Scrambling to ease an unprecedented vaccine crunch before the winter flu season hits with full force, New York City joined Illinois and New Mexico yesterday in ordering hundreds of thousands of doses of vaccine from Europe, putting increased pressure on the Bush administration to authorize the shipments.
New York Mayor Michael R. Bloomberg (R) announced the city intends to spend $2 million to buy vaccine from manufacturers in Germany and France. When combined with 275,000 doses of vaccine coming from the federal government, the city would have enough to "protect the most vulnerable New Yorkers," he said.
Influenza claims about 36,000 lives annually, and already this year four New York nursing home residents have died from the flu. Bloomberg said he asked federal health officials for the 500,000 doses it says it needs to protect high-risk groups such as infants, senior citizens and patients with weakened immune systems. But when the federal government came up short, he decided to pursue other sources.
The purchase requires approval by the Food and Drug Administration because the vaccines have not been licensed for sale in the United States.
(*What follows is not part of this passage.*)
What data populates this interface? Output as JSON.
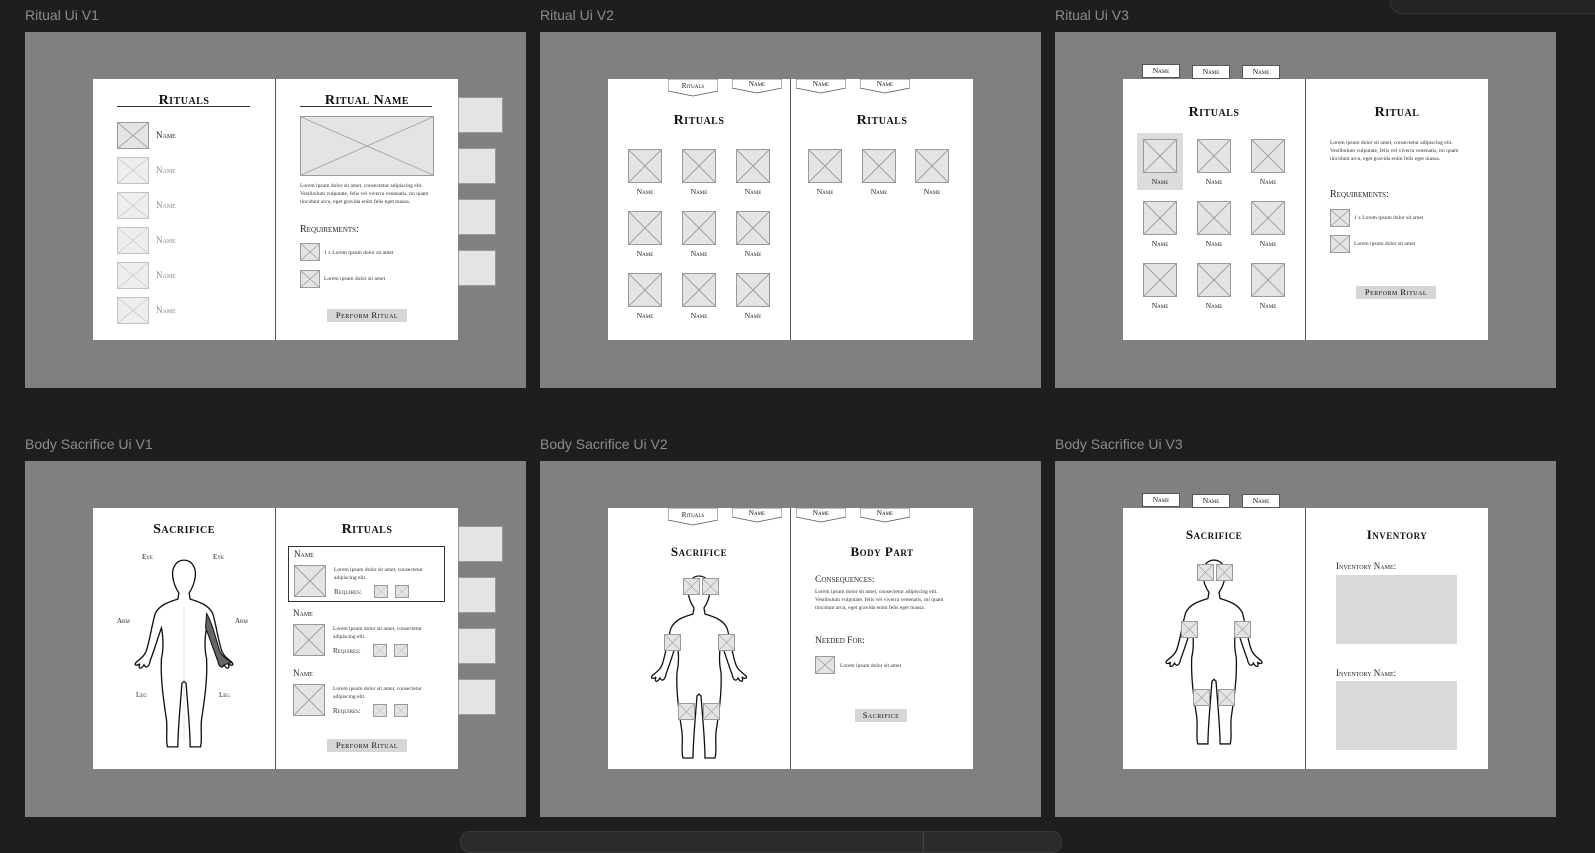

"We are on the hook for 200,000 doses at $10 a pop," Bloomberg said during a news briefing. "We are happy to go on the hook. I am not going to run the risk of not getting vaccine for people who really do need it."
This year's severe vaccine shortage has put the Bush administration in a political bind. Despite consistently opposing efforts to buy lower-cost prescription drugs from other countries, federal health officials are now trying to secure 5 million doses of vaccine from GlaxoSmithKline in Germany and ID Biomedical in Canada.
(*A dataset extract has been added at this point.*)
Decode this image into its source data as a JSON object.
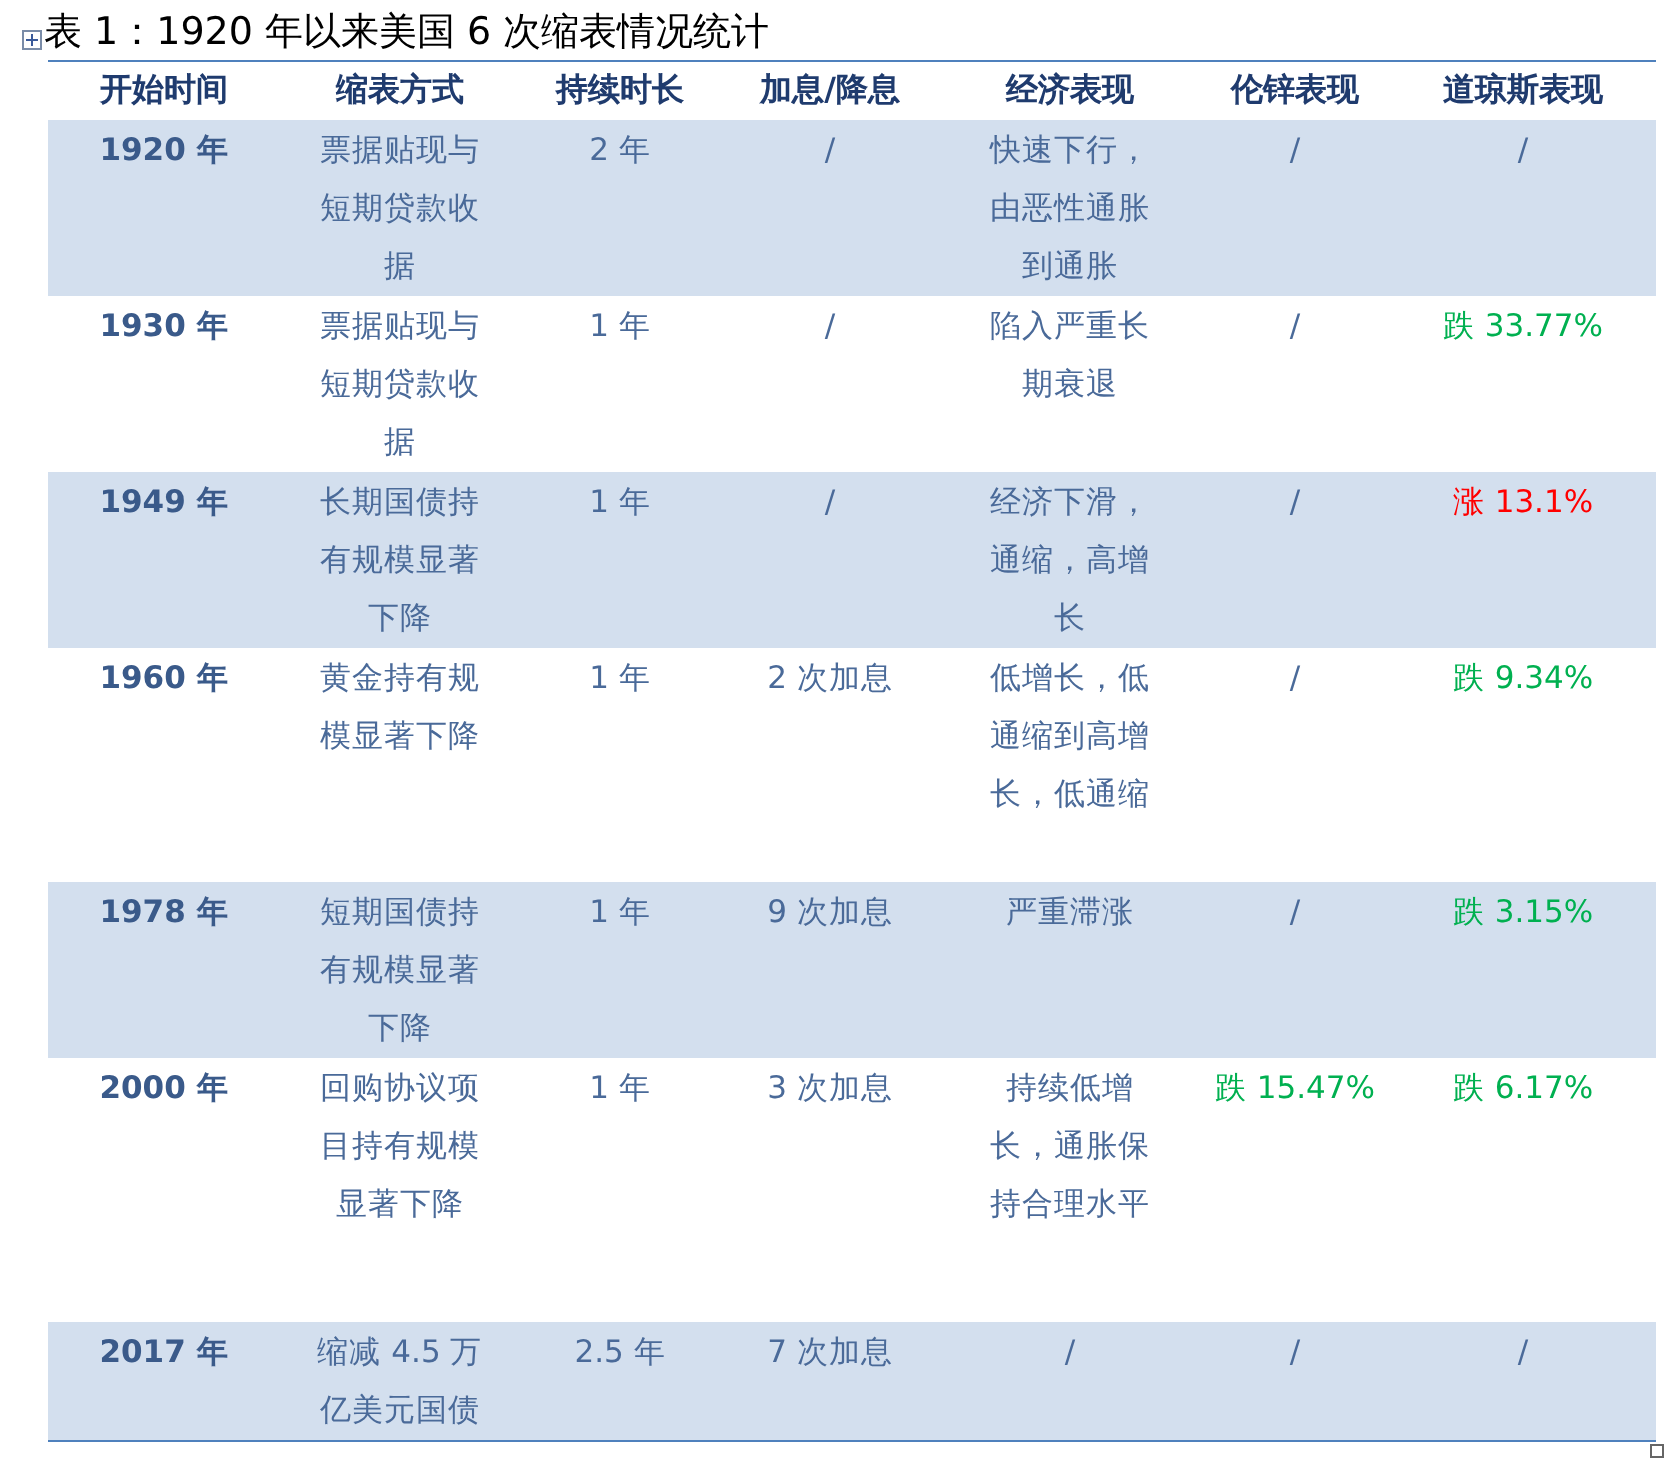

Health and Human Services Secretary Tommy G. Thompson said during a news conference Oct. 28 that there is a "big difference" between his negotiations with foreign flu vaccine makers and efforts to import prescription drugs.
"This vaccine is going to be inspected by FDA inspectors based upon efficacy, safety, and it's going to go into the plants and do that," he said. At the time, Thompson said FDA teams were en route to Europe to conduct inspections. "If all goes well, then the vaccines would be available in a matter of a few weeks, probably around the first of December at the earliest, and no later than mid-December at the latest," he said.
Anyone receiving the specially imported vaccine "will be required to sign a consent form which indicates that they understand all of those ramifications," acting FDA Commissioner Lester Crawford said.
Bloomberg might not have found the additional vaccine were it not for the battle over drug imports. Illinois Gov. Rod Blagojevich (D) introduced Bloomberg to the European manufacturers. And Blagojevich made those contacts because of a state program that helps Illinois residents buy cheaper medications from outside the United States.
Illinois has committed $2.5 million for 300,000 doses of vaccine. If the FDA rejects the state's request, Blagojevich said he hopes to resell the vaccine to other European customers.
"The sooner FDA can get its work completed, the sooner we can bring these vaccines to the United States to the people who need them the most," Blagojevich said. Then, referring to Bloomberg, he added: "Now we have a powerful ally to encourage and persuade FDA to work quickly and swiftly to do the right thing."
In early October, California-based Chiron Corp. announced it had suspended production at its plant outside Liverpool, England, because of bacterial contamination and would not be able to deliver an expected 48 million doses of flu vaccine to U.S. customers.
On Tuesday, the Centers for Disease Control and Prevention announced plans for distributing the remaining 10.3 million doses controlled by the United States to cities and states over the next two months. More than 2 million doses of that supply will not be produced until mid-January, when influenza often is in full bloom.